Golden State Warriors franchise valuation: $2.6 billion
Current contract value: five years, $201.1 million
Credentials: two-time league MVP, four-time All-Star, two-time All-NBA first team
Age at start of 2017-18 season: 29
Stephen Curry has revolutionized the sport with his incomparable shooting proficiency and range.
One of the long-held beliefs of NBA basketball was winning in the postseason required a bruising interior scorer and, perhaps, an impressive scorer on the wing to compete.
A team of shooters, though, was supposed to be too soft to win.
And then, Steph happened.
His incredulous nightly shooting exhibitions will one day become the stuff of legend. The way the old guard speaks of Larry Bird will soon be reserved for Curry given his exceptional shooting stroke.
With game-winning shots like the one below, it’s becoming quite clear his legend will only continue to grow.
Basketball has recalibrated itself thanks in large part to Curry’s influence, and winning at the highest level now demands the presence of multiple shooting threats. Other than his own teammate (Klay Thompson), Curry has no competition as far as shooting audacity, and that constantly keeps defenders guessing.
Steph is just as comfortable launching from near half court as he is when swarmed by defenders in the pick-and-roll. He requires constant attention and physical play, but the combo rarely fazes him.
Curry is far too adept as a ball-handler and finisher at the rim for anyone or any scheme to limit his production. The sharpshooter is a world conqueror whose rise has led Golden State to three consecutive Finals trips and two rings.
He may not have won a Finals MVP in any of the trips, but his production and presence on the floor put the Dubs in a position to win three in a row.
Prior to the Warriors’ current run, management paired him alongside Monta Ellis in the backcourt, in a decision that now looks questionable at best, when looking back. The decision to jettison Ellis and allow Steph to grow proved to be prophetic as Curry became one of the league’s marquee players in short order following the trade.
Golden State’s regular-season win totals over the past three years (67, 73 and 67) coupled with their playoff showings should convince fans that Steph resides among the best of the elite, no matter what opinions other might share.
Judging from the contract the Warriors’ front office offered to Steph (five years, $201 million) I am incredibly confident they believe and understand how vital his contributions are to the franchise.

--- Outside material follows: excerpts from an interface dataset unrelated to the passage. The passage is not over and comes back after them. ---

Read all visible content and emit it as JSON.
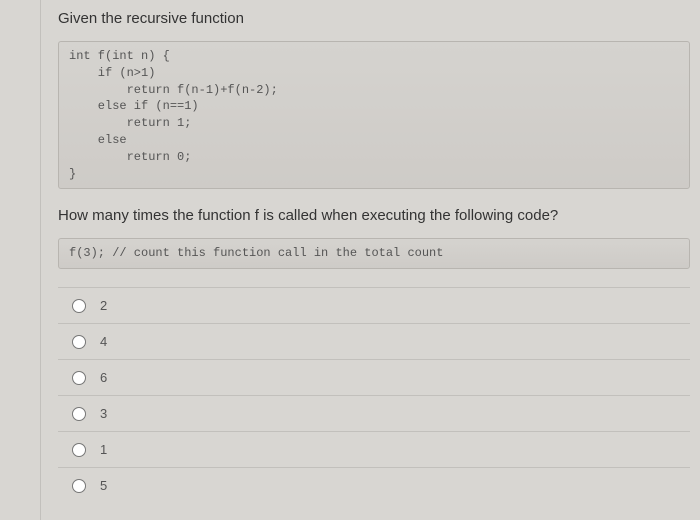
{
  "question": {
    "intro": "Given the recursive function",
    "code1": "int f(int n) {\n    if (n>1)\n        return f(n-1)+f(n-2);\n    else if (n==1)\n        return 1;\n    else\n        return 0;\n}",
    "prompt": "How many times the function f is called when executing the following code?",
    "code2": "f(3); // count this function call in the total count"
  },
  "options": [
    {
      "label": "2"
    },
    {
      "label": "4"
    },
    {
      "label": "6"
    },
    {
      "label": "3"
    },
    {
      "label": "1"
    },
    {
      "label": "5"
    }
  ]
}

What would it take then to pry Curry away from the Warriors?
Before answering the question, consider the information Forbes’ Kurt Badenhausen shared in February:
“The club posted the highest average cable TV rating (9.8) during the 2015-16 season, more than double the previous year. The season ticket wait list is at 32,000 with a renewal rate of 99.5 percent.”
Crazy, right? Wait it gets better:
“But the team is ready to cash in more in other areas. The Warriors broke ground in January on their new privately financed $1 billion arena in San Francisco’s Mission Bay neighborhood, which is set to open for the 2019-20 season. They’ve already secured a 20-year naming right agreement with Chase worth an estimated $300 million that is the richest ever for a U.S. arena.”
Curry’s play and popularity (top jersey seller in back-to-back seasons) make him a ratings driver and integral part to everything Warriors. His termination fee clocks in at just about $350 million, an amount New York Knicks owner James Dolan might consider spending on a player to reshape the direction of his basketball organization.